Moustakas, C. (1994). Phenomenological research methods. Thousand Oaks, CA: Sage.
Nadeem, M., Shaheen Rana, M., Hameed Lone, A., Maqboo, S., Naz, K., & Ali, A. (2011). Teacher’s competencies and factors affecting the performance of female teachers in Bahawalpur (Southern Punjab) Pakistan. International Journal of Business and Social Science, 2(19), 217-222.
Nayernia, A., & Babayan, Z. (2019). EFL teacher burnout and self-assessed language proficiency: Exploring possible relationships.
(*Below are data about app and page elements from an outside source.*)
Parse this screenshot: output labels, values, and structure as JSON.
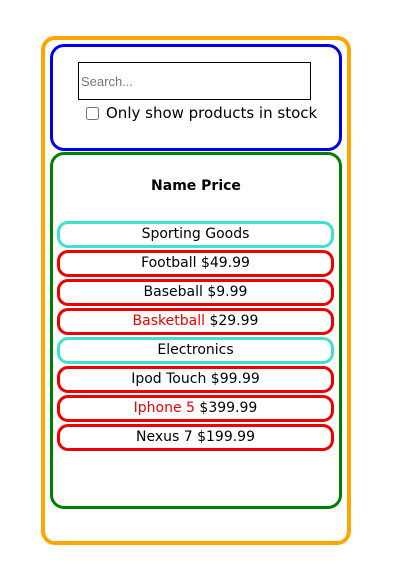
{
  "search": {
    "placeholder": "Search...",
    "stock_label": "Only show products in stock"
  },
  "table": {
    "header_name": "Name",
    "header_price": "Price",
    "rows": [
      {
        "type": "category",
        "label": "Sporting Goods"
      },
      {
        "type": "product",
        "name": "Football",
        "price": "$49.99",
        "in_stock": true
      },
      {
        "type": "product",
        "name": "Baseball",
        "price": "$9.99",
        "in_stock": true
      },
      {
        "type": "product",
        "name": "Basketball",
        "price": "$29.99",
        "in_stock": false
      },
      {
        "type": "category",
        "label": "Electronics"
      },
      {
        "type": "product",
        "name": "Ipod Touch",
        "price": "$99.99",
        "in_stock": true
      },
      {
        "type": "product",
        "name": "Iphone 5",
        "price": "$399.99",
        "in_stock": false
      },
      {
        "type": "product",
        "name": "Nexus 7",
        "price": "$199.99",
        "in_stock": true
      }
    ]
  },
  "colors": {
    "outer_border": "#ffa500",
    "search_border": "#0000ee",
    "table_border": "#008000",
    "category_border": "#40e0d0",
    "product_border": "#ee0000",
    "out_of_stock_text": "#ee0000"
  }
}
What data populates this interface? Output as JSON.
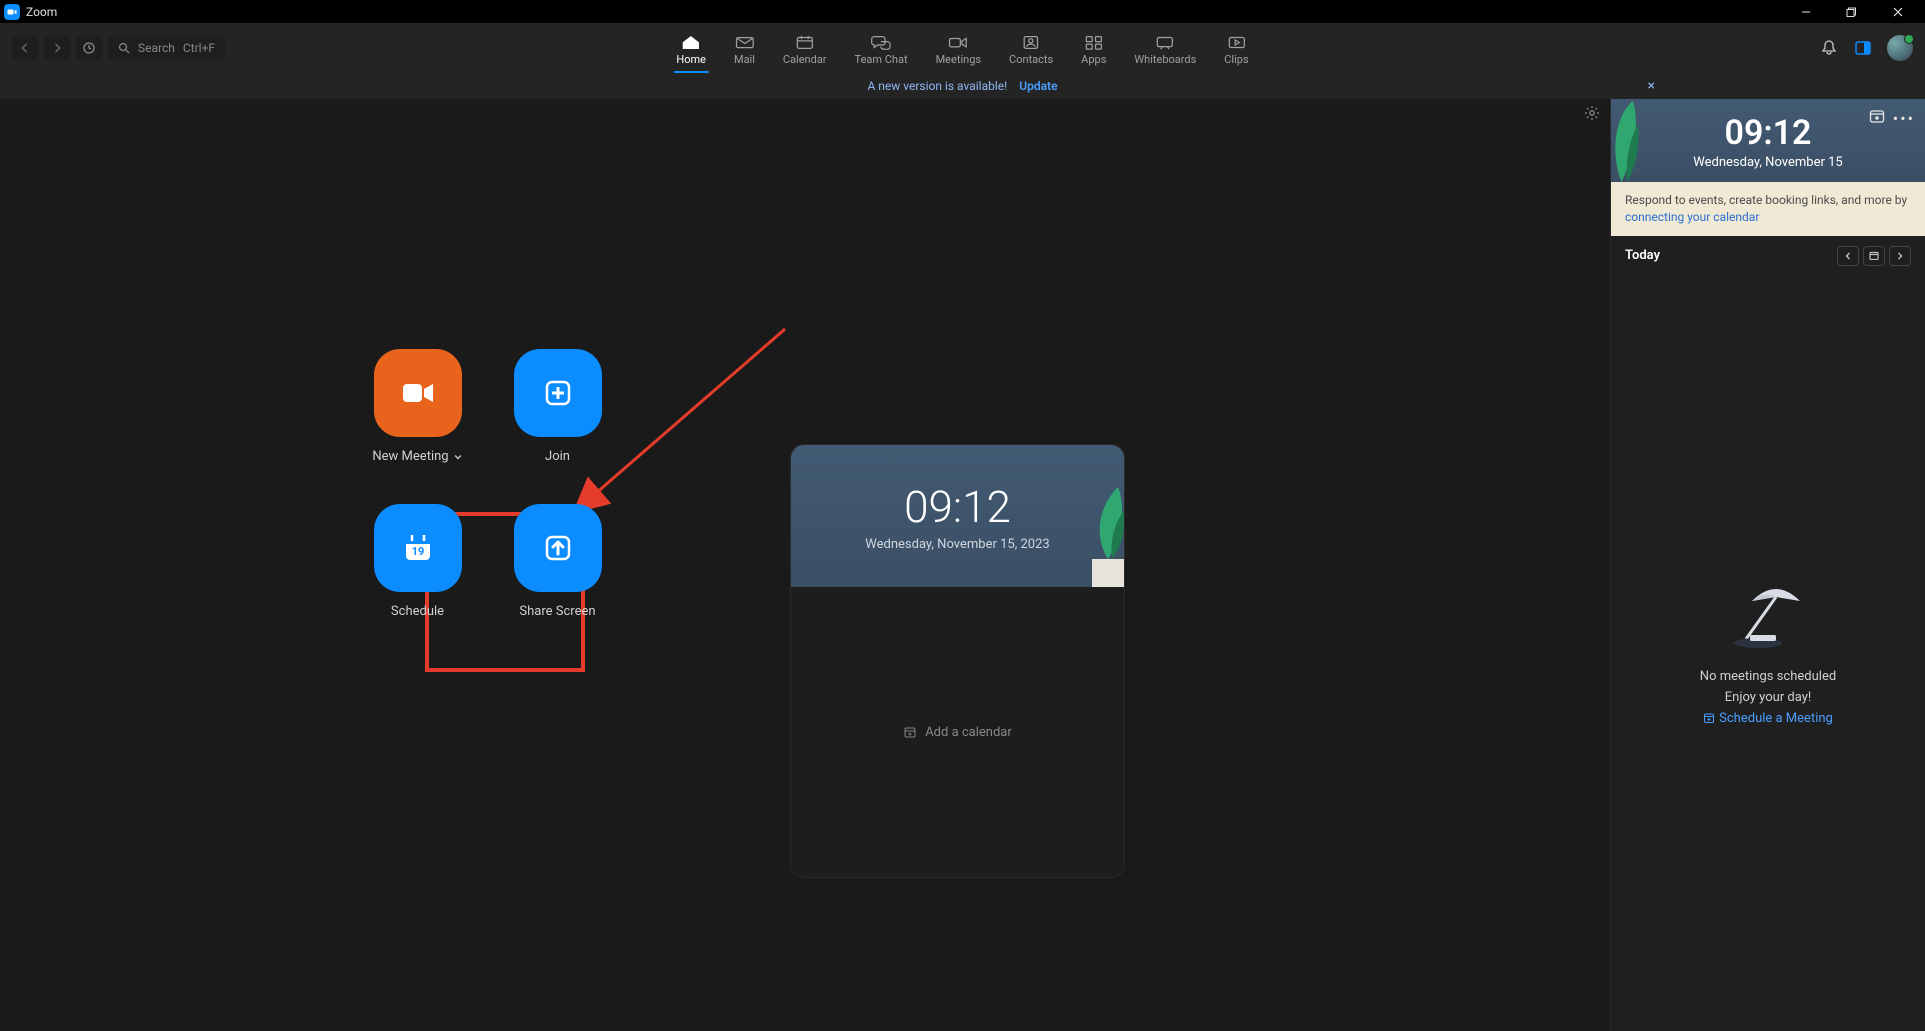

Language Testing in Asia, 9(1), 1-16. doi: 10.1186/s40468-019-0079-6
Perrone, F., Player, D., & Youngs, P. (2019). Administrative climate, early career teacher burnout, and turnover. Journal of School Leadership29(3), 191-209.
Pishghadam, R., Adamson, B., Sadafian, S. S., & Kan, F. L. (2014). Conceptions of assessment and teacher burnout. Assessment in Education: Principles, Policy & Practice, 21(1), 34-51.
Pressley, T. (2021). Factors contributing to teacher burnout during COVID-19. Educational Researcher
Raciala (Pohaci), A., Rus, M., Sandu, M. L., & Rus, C. V. (2021). Burn-out syndrome and teacher job satisfaction. Technium Social Sciences Journal20(1), 600–611. Retrieved from
Ratcliff, N. J., Jones, C. R., Costner, R. H., Savage-Davis, E., & Hunt, G. H. (2010). The elephant in the classroom: The impact of misbehavior on classroom climate. Education, 131(2), 306-314.
Roohani, A., & Dayeri, K. (2019). On the relationship between Iranian EFL teachers' burnout and motivation: A mixed-methods study. Iranian Journal of Language Teaching Research, 7(1), 77-99.
Rostami, S., Ghanizadeh, A., & Ghonsooly, B. (2015). External factors affecting second language motivation: The role of teacher burnout and family influence. Iranian Journal of Applied Linguistics, 18(2), 165-187.
Salehi, H., & Taghavi, E (2015).Teachers' job satisfaction and their attitude toward their learners in the case of Iranian EFL teachers. JOELL, 2(2), 14-26.
Salvagioni, D. A., Melanda, F. N., Mesas, A. E., Gonza´lez, A. D., Gabani, F. L., & Andrade, S. M. (2017). Physical, psychological and occupational consequences of job burnout: A systematic review of prospective studies. PLoS ONE 12(10), 1-29. pone.0185781
Soodmand Afshar, H., & Doosti, M. (2015). An investigation into factors contributing to Iranian secondary school English teachers’ job satisfaction and dissatisfaction. Research Papers in Education, 31(3), 274-298.
Takahashi, A. M. (2016). Job stress in Japanese academia: The role of relative income, time allocation by task, and children. Journal of Asian Economics, 43(2), 12-17.
Vaezi, S., & Fallah, N. (2011). The relationship between emotional intelligence and burnout among Iranian EFL teachers. Journal of Language Teaching & Research, 2(5), 1122-1129. doi:10.4304/jltr.2.5.1122-1129
Zhaleh, K., Ghonsooly, B., & Pishghadam, R. (2018). Effects of conceptions of intelligence and ambiguity tolerance on teacher burnout: A case of Iranian EFL teachers. Research in Applied Linguistics, 9(2), 118-140.